Work to be completed:
All of the data that follows needs to be printed again, exactly as it reads.

[Saved entries]

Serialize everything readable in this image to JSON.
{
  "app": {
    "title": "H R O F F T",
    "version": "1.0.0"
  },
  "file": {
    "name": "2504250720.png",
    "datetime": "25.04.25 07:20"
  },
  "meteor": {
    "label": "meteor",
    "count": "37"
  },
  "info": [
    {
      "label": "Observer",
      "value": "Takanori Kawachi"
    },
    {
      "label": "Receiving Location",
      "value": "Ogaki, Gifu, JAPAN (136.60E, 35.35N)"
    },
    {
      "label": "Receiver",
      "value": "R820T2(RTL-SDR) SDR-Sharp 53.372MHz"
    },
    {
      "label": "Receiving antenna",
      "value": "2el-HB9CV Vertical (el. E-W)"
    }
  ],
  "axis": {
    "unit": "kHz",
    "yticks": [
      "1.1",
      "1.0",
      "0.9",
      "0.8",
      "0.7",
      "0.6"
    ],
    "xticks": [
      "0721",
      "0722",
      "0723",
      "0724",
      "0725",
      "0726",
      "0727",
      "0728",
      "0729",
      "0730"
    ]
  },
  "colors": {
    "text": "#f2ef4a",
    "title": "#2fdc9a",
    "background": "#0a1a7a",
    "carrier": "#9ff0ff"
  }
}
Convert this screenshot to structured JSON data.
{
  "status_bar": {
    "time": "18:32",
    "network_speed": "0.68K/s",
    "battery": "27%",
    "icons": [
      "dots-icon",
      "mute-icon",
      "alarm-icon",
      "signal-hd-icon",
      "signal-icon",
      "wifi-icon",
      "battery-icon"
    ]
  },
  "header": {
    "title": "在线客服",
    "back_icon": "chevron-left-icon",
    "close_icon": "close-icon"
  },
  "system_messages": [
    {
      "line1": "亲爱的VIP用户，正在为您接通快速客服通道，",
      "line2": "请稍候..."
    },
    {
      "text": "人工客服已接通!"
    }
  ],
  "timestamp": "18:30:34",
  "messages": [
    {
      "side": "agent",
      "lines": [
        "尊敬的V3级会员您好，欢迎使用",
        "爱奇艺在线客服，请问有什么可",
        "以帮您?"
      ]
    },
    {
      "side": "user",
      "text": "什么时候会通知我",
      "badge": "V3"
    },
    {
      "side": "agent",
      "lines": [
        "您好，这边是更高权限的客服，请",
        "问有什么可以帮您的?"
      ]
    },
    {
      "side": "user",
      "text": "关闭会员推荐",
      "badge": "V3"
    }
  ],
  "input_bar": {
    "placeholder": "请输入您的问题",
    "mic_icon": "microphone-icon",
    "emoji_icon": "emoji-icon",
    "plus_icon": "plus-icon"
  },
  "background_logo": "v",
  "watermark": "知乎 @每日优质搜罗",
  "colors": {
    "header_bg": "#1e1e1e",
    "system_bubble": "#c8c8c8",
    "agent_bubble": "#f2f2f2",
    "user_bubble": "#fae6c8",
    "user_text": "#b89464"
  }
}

The completed task:
Serialize everything readable in this image to JSON.
{
  "app": {
    "title": "H R O F F T",
    "version": "1.0.0"
  },
  "file": {
    "name": "2504250720.png",
    "datetime": "25.04.25 07:20"
  },
  "meteor": {
    "label": "meteor",
    "count": "37"
  },
  "info": [
    {
      "label": "Observer",
      "value": "Takanori Kawachi"
    },
    {
      "label": "Receiving Location",
      "value": "Ogaki, Gifu, JAPAN (136.60E, 35.35N)"
    },
    {
      "label": "Receiver",
      "value": "R820T2(RTL-SDR) SDR-Sharp 53.372MHz"
    },
    {
      "label": "Receiving antenna",
      "value": "2el-HB9CV Vertical (el. E-W)"
    }
  ],
  "axis": {
    "unit": "kHz",
    "yticks": [
      "1.1",
      "1.0",
      "0.9",
      "0.8",
      "0.7",
      "0.6"
    ],
    "xticks": [
      "0721",
      "0722",
      "0723",
      "0724",
      "0725",
      "0726",
      "0727",
      "0728",
      "0729",
      "0730"
    ]
  },
  "colors": {
    "text": "#f2ef4a",
    "title": "#2fdc9a",
    "background": "#0a1a7a",
    "carrier": "#9ff0ff"
  }
}
Convert this screenshot to structured JSON data.
{
  "status_bar": {
    "time": "18:32",
    "network_speed": "0.68K/s",
    "battery": "27%",
    "icons": [
      "dots-icon",
      "mute-icon",
      "alarm-icon",
      "signal-hd-icon",
      "signal-icon",
      "wifi-icon",
      "battery-icon"
    ]
  },
  "header": {
    "title": "在线客服",
    "back_icon": "chevron-left-icon",
    "close_icon": "close-icon"
  },
  "system_messages": [
    {
      "line1": "亲爱的VIP用户，正在为您接通快速客服通道，",
      "line2": "请稍候..."
    },
    {
      "text": "人工客服已接通!"
    }
  ],
  "timestamp": "18:30:34",
  "messages": [
    {
      "side": "agent",
      "lines": [
        "尊敬的V3级会员您好，欢迎使用",
        "爱奇艺在线客服，请问有什么可",
        "以帮您?"
      ]
    },
    {
      "side": "user",
      "text": "什么时候会通知我",
      "badge": "V3"
    },
    {
      "side": "agent",
      "lines": [
        "您好，这边是更高权限的客服，请",
        "问有什么可以帮您的?"
      ]
    },
    {
      "side": "user",
      "text": "关闭会员推荐",
      "badge": "V3"
    }
  ],
  "input_bar": {
    "placeholder": "请输入您的问题",
    "mic_icon": "microphone-icon",
    "emoji_icon": "emoji-icon",
    "plus_icon": "plus-icon"
  },
  "background_logo": "v",
  "watermark": "知乎 @每日优质搜罗",
  "colors": {
    "header_bg": "#1e1e1e",
    "system_bubble": "#c8c8c8",
    "agent_bubble": "#f2f2f2",
    "user_bubble": "#fae6c8",
    "user_text": "#b89464"
  }
}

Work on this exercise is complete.